Sunday, March 27, 2016

The Lower East Side Girls Club

Girls Rock on the Lower East Side
I have been doing some Spring cleaning and organizing, and I found a stash of gingham fabric that I have had for years. At one time I was using it to make dolls, and admittedly, I am gaga for gingham, but I decided to de-accession it to a good cause.
 These are some of my gingham dolls.

My friend, Mary Adams, dressmaker extraordinaire, and author of The Party Dress Book, teaches sewing at The Lower East Side Girls Club.
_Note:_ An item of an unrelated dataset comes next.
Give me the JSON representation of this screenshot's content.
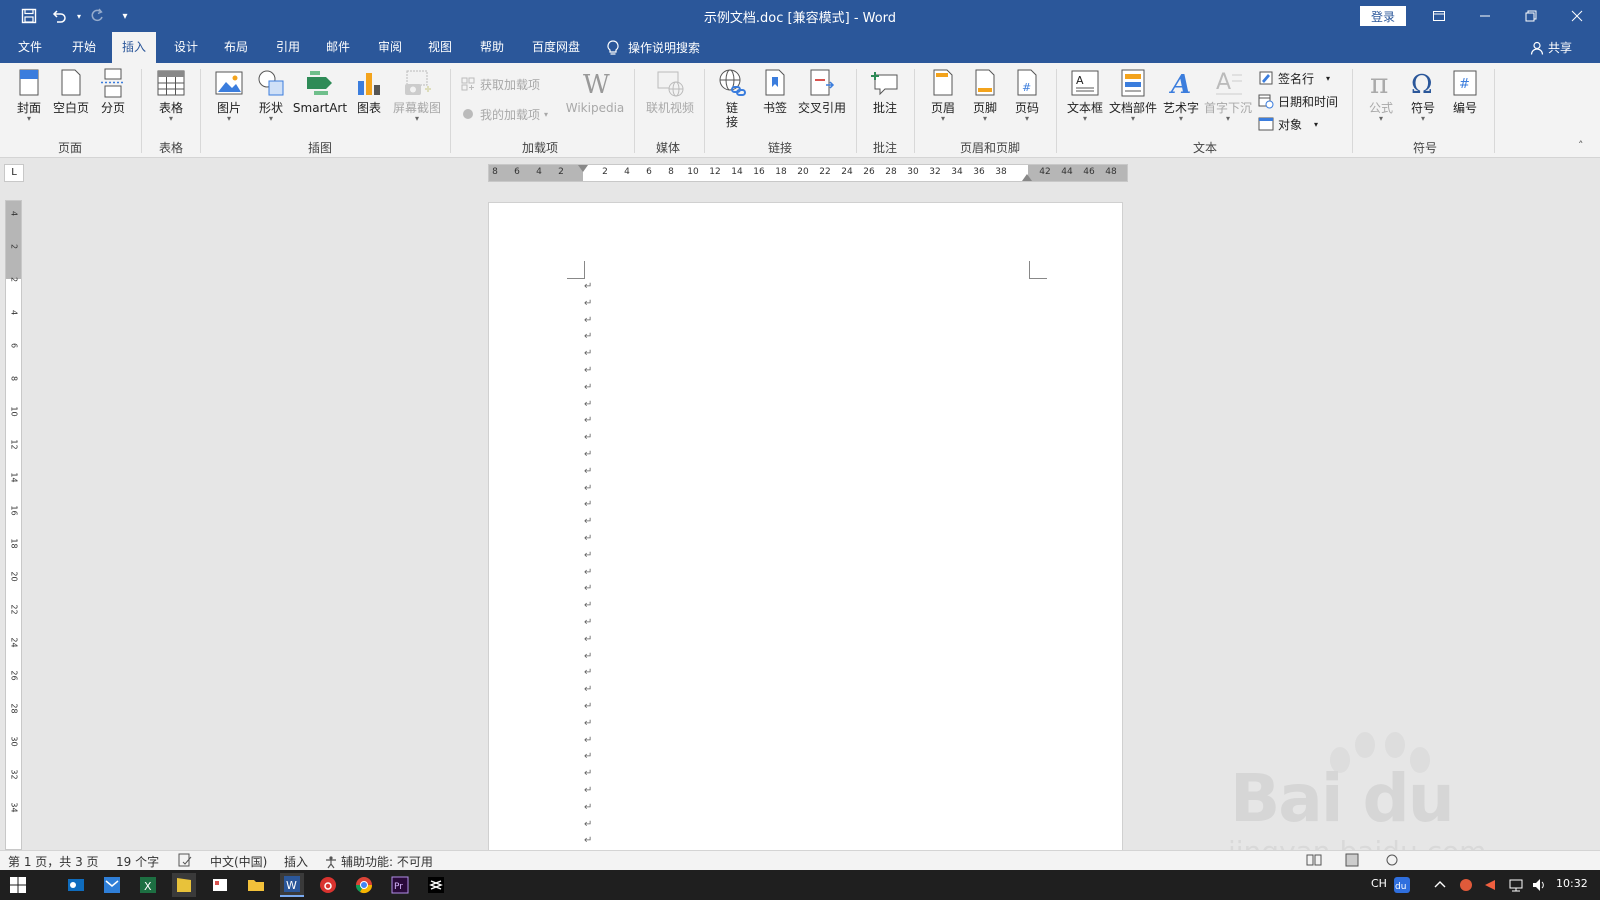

I gave her a holler and she said that she would like to have the gingham. So last week, Richard and I went to the Girls Club, and Mary gave us a tour.

A corner of Mary's studio at the Girls Club.

The Lower East Side Girls Club was founded in 1996.
 It provides programs and services for girls and young women 
ages 8 to 23. 
At the Club they learn, have fun and develop confidence.
Mary Adams and Richard outside
the Girls Club on 8th Street near Avenue D
New York City
Girls gather in the Club's lobby after school.
The Club's mission is to break the cycle of poverty 
and to train the next generation of ethical, 
entreprenurial and environmental leaders.
 The Girls Club is housed
in a beautiful, 30,000 square foot building.
This is a sculpture by Kiki Smith in a courtyard.
 The Bake Shop at the Club makes
goodies for their shop at the Essex Market.
 Mary, Richard and I in the Club's cafe.
 The bathrooms have all been done up in
fantastic mosaic designs.
 This is the digital and audio arts studio.
 The Club has its own radio station, WGRL.
 Amy Sedaris, author, actress and
craftmaker, often
works with the girls to make
wonderful things.
Dolls made in Mary's sewing class.
 Fancy eye masks made by Mary's students.
 The Girls Club received a donation of denim,
and the girls made wonderfully inventive 
garments with it.
 An apron with a girl's drawing.
 Mary's eye is evident in this dress.
 The sunlit sewing room has the
best karma.
 Aren't these little fellows adorable?
 Sewing room still life.
 Scraps will be put to good use.
The Girls Club has a photography studio,
a Maker Shop and a 64-seat planetarium
with a 30-foot digital dome.
 These works were made by the
younger girls using pencil shaving.

Richard shows off a doll made for the Art on Paper Fair,
one of a group called Paper Doll Couture
made in Mary Adams' class.

À Bientôt!


  1. Love your gingham dolls and the inspiring girls club!

  2. Such an inspiring post! I love everything, starting with your dolls, all the way through the creations at the Girls club. It's such a great space and concept. XOXO

  3. terrific post about a wonderful cause. Those gingham dolls rock!
    J & V